Task prompt
Output every record verbatim, and omit each picture.

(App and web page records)

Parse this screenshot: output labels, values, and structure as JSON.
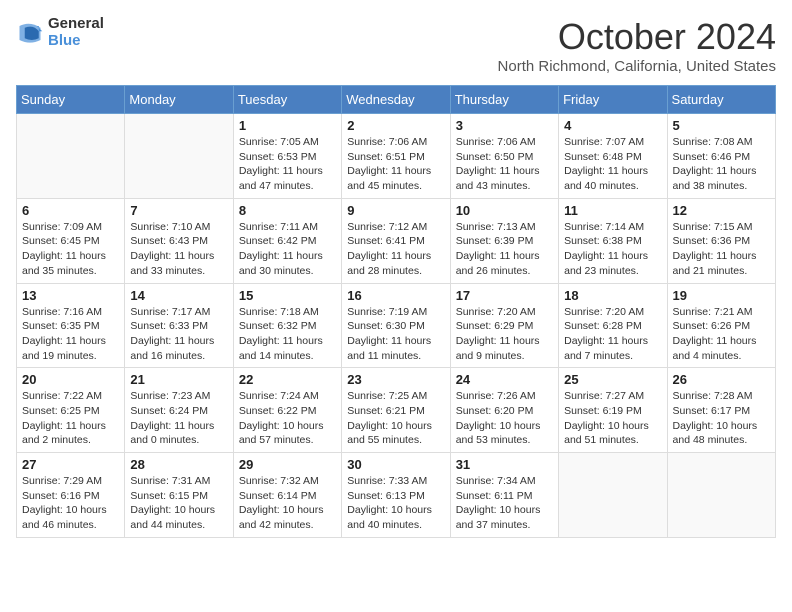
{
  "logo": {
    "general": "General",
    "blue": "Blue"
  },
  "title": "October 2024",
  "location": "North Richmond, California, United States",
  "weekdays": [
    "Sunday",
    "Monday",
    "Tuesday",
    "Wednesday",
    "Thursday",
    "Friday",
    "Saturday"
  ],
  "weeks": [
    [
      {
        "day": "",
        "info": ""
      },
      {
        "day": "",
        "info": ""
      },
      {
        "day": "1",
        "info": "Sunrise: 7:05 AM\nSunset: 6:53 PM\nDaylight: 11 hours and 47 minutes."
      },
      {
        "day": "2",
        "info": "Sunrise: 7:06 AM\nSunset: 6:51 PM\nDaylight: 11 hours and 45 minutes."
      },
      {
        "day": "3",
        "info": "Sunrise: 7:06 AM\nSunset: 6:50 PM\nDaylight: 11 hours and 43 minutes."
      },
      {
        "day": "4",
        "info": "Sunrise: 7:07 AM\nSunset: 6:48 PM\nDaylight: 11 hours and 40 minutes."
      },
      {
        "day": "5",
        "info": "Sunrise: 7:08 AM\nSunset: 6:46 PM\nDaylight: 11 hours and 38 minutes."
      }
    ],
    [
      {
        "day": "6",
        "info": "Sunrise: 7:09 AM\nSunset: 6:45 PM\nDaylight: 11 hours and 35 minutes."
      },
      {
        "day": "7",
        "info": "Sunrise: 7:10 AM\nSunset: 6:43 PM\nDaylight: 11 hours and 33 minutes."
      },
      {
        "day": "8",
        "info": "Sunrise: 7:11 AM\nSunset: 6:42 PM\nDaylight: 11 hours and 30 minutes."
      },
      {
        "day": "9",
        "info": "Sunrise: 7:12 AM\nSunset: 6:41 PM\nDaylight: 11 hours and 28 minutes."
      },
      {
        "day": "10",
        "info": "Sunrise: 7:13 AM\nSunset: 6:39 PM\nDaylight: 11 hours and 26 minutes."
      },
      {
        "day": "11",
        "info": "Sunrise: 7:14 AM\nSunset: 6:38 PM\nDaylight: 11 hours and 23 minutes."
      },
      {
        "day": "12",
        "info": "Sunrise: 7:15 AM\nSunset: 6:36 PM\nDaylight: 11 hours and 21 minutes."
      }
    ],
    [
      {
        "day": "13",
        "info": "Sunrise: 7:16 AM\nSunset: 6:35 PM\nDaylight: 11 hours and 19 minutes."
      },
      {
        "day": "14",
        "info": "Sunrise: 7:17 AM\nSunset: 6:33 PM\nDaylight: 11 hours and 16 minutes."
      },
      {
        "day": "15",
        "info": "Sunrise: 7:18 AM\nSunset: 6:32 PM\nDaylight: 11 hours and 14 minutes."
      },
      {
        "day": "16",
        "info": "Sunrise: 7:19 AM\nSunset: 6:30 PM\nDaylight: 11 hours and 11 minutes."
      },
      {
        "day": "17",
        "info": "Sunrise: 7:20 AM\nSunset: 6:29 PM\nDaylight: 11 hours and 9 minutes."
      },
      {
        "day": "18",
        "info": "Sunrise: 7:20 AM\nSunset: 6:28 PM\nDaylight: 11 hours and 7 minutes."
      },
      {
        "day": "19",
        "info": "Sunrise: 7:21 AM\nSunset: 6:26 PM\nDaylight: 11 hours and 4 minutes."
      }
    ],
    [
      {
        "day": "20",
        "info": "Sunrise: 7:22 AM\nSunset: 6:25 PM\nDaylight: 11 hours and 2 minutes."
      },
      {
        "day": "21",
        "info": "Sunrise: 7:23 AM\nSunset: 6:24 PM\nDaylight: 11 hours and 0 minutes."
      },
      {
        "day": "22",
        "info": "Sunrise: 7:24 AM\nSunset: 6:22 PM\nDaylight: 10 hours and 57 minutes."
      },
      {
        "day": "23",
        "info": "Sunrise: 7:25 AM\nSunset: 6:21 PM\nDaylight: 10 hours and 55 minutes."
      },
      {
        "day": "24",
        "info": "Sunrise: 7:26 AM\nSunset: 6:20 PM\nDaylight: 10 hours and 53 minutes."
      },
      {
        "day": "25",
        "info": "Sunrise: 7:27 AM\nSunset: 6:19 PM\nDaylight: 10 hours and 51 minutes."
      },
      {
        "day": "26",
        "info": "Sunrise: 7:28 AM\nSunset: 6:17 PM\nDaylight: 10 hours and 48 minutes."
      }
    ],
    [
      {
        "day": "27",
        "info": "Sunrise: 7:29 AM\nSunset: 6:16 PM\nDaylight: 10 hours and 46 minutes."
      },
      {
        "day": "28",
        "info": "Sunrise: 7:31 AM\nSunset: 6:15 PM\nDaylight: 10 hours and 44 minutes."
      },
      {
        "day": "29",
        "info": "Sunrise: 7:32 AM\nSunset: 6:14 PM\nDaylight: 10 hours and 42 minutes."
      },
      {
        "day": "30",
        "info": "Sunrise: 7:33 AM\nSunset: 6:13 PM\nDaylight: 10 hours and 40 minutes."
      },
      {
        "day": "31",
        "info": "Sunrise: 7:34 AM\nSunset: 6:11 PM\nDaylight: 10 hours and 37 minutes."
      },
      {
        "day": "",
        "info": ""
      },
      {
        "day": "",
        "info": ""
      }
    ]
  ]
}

Answer
Parse this screenshot: output labels, values, and structure as JSON.
{
  "logo": {
    "general": "General",
    "blue": "Blue"
  },
  "title": "October 2024",
  "location": "North Richmond, California, United States",
  "weekdays": [
    "Sunday",
    "Monday",
    "Tuesday",
    "Wednesday",
    "Thursday",
    "Friday",
    "Saturday"
  ],
  "weeks": [
    [
      {
        "day": "",
        "info": ""
      },
      {
        "day": "",
        "info": ""
      },
      {
        "day": "1",
        "info": "Sunrise: 7:05 AM\nSunset: 6:53 PM\nDaylight: 11 hours and 47 minutes."
      },
      {
        "day": "2",
        "info": "Sunrise: 7:06 AM\nSunset: 6:51 PM\nDaylight: 11 hours and 45 minutes."
      },
      {
        "day": "3",
        "info": "Sunrise: 7:06 AM\nSunset: 6:50 PM\nDaylight: 11 hours and 43 minutes."
      },
      {
        "day": "4",
        "info": "Sunrise: 7:07 AM\nSunset: 6:48 PM\nDaylight: 11 hours and 40 minutes."
      },
      {
        "day": "5",
        "info": "Sunrise: 7:08 AM\nSunset: 6:46 PM\nDaylight: 11 hours and 38 minutes."
      }
    ],
    [
      {
        "day": "6",
        "info": "Sunrise: 7:09 AM\nSunset: 6:45 PM\nDaylight: 11 hours and 35 minutes."
      },
      {
        "day": "7",
        "info": "Sunrise: 7:10 AM\nSunset: 6:43 PM\nDaylight: 11 hours and 33 minutes."
      },
      {
        "day": "8",
        "info": "Sunrise: 7:11 AM\nSunset: 6:42 PM\nDaylight: 11 hours and 30 minutes."
      },
      {
        "day": "9",
        "info": "Sunrise: 7:12 AM\nSunset: 6:41 PM\nDaylight: 11 hours and 28 minutes."
      },
      {
        "day": "10",
        "info": "Sunrise: 7:13 AM\nSunset: 6:39 PM\nDaylight: 11 hours and 26 minutes."
      },
      {
        "day": "11",
        "info": "Sunrise: 7:14 AM\nSunset: 6:38 PM\nDaylight: 11 hours and 23 minutes."
      },
      {
        "day": "12",
        "info": "Sunrise: 7:15 AM\nSunset: 6:36 PM\nDaylight: 11 hours and 21 minutes."
      }
    ],
    [
      {
        "day": "13",
        "info": "Sunrise: 7:16 AM\nSunset: 6:35 PM\nDaylight: 11 hours and 19 minutes."
      },
      {
        "day": "14",
        "info": "Sunrise: 7:17 AM\nSunset: 6:33 PM\nDaylight: 11 hours and 16 minutes."
      },
      {
        "day": "15",
        "info": "Sunrise: 7:18 AM\nSunset: 6:32 PM\nDaylight: 11 hours and 14 minutes."
      },
      {
        "day": "16",
        "info": "Sunrise: 7:19 AM\nSunset: 6:30 PM\nDaylight: 11 hours and 11 minutes."
      },
      {
        "day": "17",
        "info": "Sunrise: 7:20 AM\nSunset: 6:29 PM\nDaylight: 11 hours and 9 minutes."
      },
      {
        "day": "18",
        "info": "Sunrise: 7:20 AM\nSunset: 6:28 PM\nDaylight: 11 hours and 7 minutes."
      },
      {
        "day": "19",
        "info": "Sunrise: 7:21 AM\nSunset: 6:26 PM\nDaylight: 11 hours and 4 minutes."
      }
    ],
    [
      {
        "day": "20",
        "info": "Sunrise: 7:22 AM\nSunset: 6:25 PM\nDaylight: 11 hours and 2 minutes."
      },
      {
        "day": "21",
        "info": "Sunrise: 7:23 AM\nSunset: 6:24 PM\nDaylight: 11 hours and 0 minutes."
      },
      {
        "day": "22",
        "info": "Sunrise: 7:24 AM\nSunset: 6:22 PM\nDaylight: 10 hours and 57 minutes."
      },
      {
        "day": "23",
        "info": "Sunrise: 7:25 AM\nSunset: 6:21 PM\nDaylight: 10 hours and 55 minutes."
      },
      {
        "day": "24",
        "info": "Sunrise: 7:26 AM\nSunset: 6:20 PM\nDaylight: 10 hours and 53 minutes."
      },
      {
        "day": "25",
        "info": "Sunrise: 7:27 AM\nSunset: 6:19 PM\nDaylight: 10 hours and 51 minutes."
      },
      {
        "day": "26",
        "info": "Sunrise: 7:28 AM\nSunset: 6:17 PM\nDaylight: 10 hours and 48 minutes."
      }
    ],
    [
      {
        "day": "27",
        "info": "Sunrise: 7:29 AM\nSunset: 6:16 PM\nDaylight: 10 hours and 46 minutes."
      },
      {
        "day": "28",
        "info": "Sunrise: 7:31 AM\nSunset: 6:15 PM\nDaylight: 10 hours and 44 minutes."
      },
      {
        "day": "29",
        "info": "Sunrise: 7:32 AM\nSunset: 6:14 PM\nDaylight: 10 hours and 42 minutes."
      },
      {
        "day": "30",
        "info": "Sunrise: 7:33 AM\nSunset: 6:13 PM\nDaylight: 10 hours and 40 minutes."
      },
      {
        "day": "31",
        "info": "Sunrise: 7:34 AM\nSunset: 6:11 PM\nDaylight: 10 hours and 37 minutes."
      },
      {
        "day": "",
        "info": ""
      },
      {
        "day": "",
        "info": ""
      }
    ]
  ]
}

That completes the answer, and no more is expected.